*What is needed:*
Return every record below exactly as written.
Material provided section start
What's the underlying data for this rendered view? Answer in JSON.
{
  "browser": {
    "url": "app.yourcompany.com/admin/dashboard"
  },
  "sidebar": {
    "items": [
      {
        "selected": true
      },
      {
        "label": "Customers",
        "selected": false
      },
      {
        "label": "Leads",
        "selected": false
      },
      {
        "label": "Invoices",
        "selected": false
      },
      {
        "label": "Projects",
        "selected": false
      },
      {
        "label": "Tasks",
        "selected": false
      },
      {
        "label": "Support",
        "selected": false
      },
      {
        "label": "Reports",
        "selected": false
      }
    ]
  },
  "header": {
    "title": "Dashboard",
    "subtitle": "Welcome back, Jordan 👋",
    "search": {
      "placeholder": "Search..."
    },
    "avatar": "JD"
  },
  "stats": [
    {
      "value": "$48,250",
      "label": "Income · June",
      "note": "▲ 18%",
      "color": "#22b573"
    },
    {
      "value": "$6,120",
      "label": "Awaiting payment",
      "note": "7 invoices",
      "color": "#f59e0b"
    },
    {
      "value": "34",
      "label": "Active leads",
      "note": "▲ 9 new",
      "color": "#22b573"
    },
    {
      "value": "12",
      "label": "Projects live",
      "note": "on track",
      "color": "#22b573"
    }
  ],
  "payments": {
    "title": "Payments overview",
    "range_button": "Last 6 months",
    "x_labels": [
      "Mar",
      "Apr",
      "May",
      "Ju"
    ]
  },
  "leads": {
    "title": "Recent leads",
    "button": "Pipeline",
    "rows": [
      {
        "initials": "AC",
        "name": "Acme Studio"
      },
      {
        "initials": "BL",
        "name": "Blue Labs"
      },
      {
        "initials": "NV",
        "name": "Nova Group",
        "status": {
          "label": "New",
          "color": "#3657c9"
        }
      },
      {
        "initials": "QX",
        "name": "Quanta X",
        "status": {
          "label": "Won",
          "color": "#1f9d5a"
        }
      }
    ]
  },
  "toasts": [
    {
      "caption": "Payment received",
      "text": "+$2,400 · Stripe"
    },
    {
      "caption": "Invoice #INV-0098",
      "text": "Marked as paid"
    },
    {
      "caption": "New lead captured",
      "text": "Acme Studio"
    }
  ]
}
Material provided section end
*Solution below:*
What's the underlying data for this rendered view? Answer in JSON.
{
  "browser": {
    "url": "app.yourcompany.com/admin/dashboard"
  },
  "sidebar": {
    "items": [
      {
        "selected": true
      },
      {
        "label": "Customers",
        "selected": false
      },
      {
        "label": "Leads",
        "selected": false
      },
      {
        "label": "Invoices",
        "selected": false
      },
      {
        "label": "Projects",
        "selected": false
      },
      {
        "label": "Tasks",
        "selected": false
      },
      {
        "label": "Support",
        "selected": false
      },
      {
        "label": "Reports",
        "selected": false
      }
    ]
  },
  "header": {
    "title": "Dashboard",
    "subtitle": "Welcome back, Jordan 👋",
    "search": {
      "placeholder": "Search..."
    },
    "avatar": "JD"
  },
  "stats": [
    {
      "value": "$48,250",
      "label": "Income · June",
      "note": "▲ 18%",
      "color": "#22b573"
    },
    {
      "value": "$6,120",
      "label": "Awaiting payment",
      "note": "7 invoices",
      "color": "#f59e0b"
    },
    {
      "value": "34",
      "label": "Active leads",
      "note": "▲ 9 new",
      "color": "#22b573"
    },
    {
      "value": "12",
      "label": "Projects live",
      "note": "on track",
      "color": "#22b573"
    }
  ],
  "payments": {
    "title": "Payments overview",
    "range_button": "Last 6 months",
    "x_labels": [
      "Mar",
      "Apr",
      "May",
      "Ju"
    ]
  },
  "leads": {
    "title": "Recent leads",
    "button": "Pipeline",
    "rows": [
      {
        "initials": "AC",
        "name": "Acme Studio"
      },
      {
        "initials": "BL",
        "name": "Blue Labs"
      },
      {
        "initials": "NV",
        "name": "Nova Group",
        "status": {
          "label": "New",
          "color": "#3657c9"
        }
      },
      {
        "initials": "QX",
        "name": "Quanta X",
        "status": {
          "label": "Won",
          "color": "#1f9d5a"
        }
      }
    ]
  },
  "toasts": [
    {
      "caption": "Payment received",
      "text": "+$2,400 · Stripe"
    },
    {
      "caption": "Invoice #INV-0098",
      "text": "Marked as paid"
    },
    {
      "caption": "New lead captured",
      "text": "Acme Studio"
    }
  ]
}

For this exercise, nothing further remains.